• [EXERCISE OBJECTIVE]
If a line in the data below includes the string "icon", please return a copy of it.

--- RECORDS PROVIDED ---

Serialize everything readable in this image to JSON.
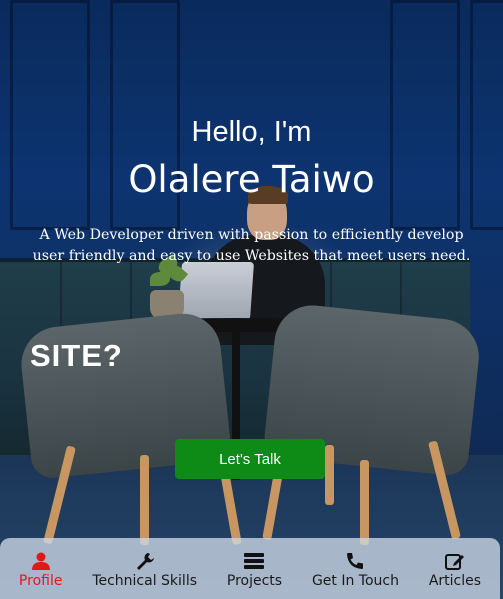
{
  "hero": {
    "greeting": "Hello, I'm",
    "name": "Olalere Taiwo",
    "tagline": "A Web Developer driven with passion to efficiently develop user friendly and easy to use Websites that meet users need.",
    "background_text": "SITE?",
    "cta_label": "Let's Talk"
  },
  "nav": {
    "items": [
      {
        "label": "Profile",
        "icon": "user-icon",
        "active": true
      },
      {
        "label": "Technical Skills",
        "icon": "wrench-icon",
        "active": false
      },
      {
        "label": "Projects",
        "icon": "stack-icon",
        "active": false
      },
      {
        "label": "Get In Touch",
        "icon": "phone-icon",
        "active": false
      },
      {
        "label": "Articles",
        "icon": "edit-icon",
        "active": false
      }
    ]
  },
  "colors": {
    "cta": "#0e8a17",
    "active_nav": "#e01818",
    "nav_bg": "#cdd7e6"
  }
}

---

• [ANSWER BOX]
        "icon": "user-icon",
        "icon": "wrench-icon",
        "icon": "stack-icon",
        "icon": "phone-icon",
        "icon": "edit-icon",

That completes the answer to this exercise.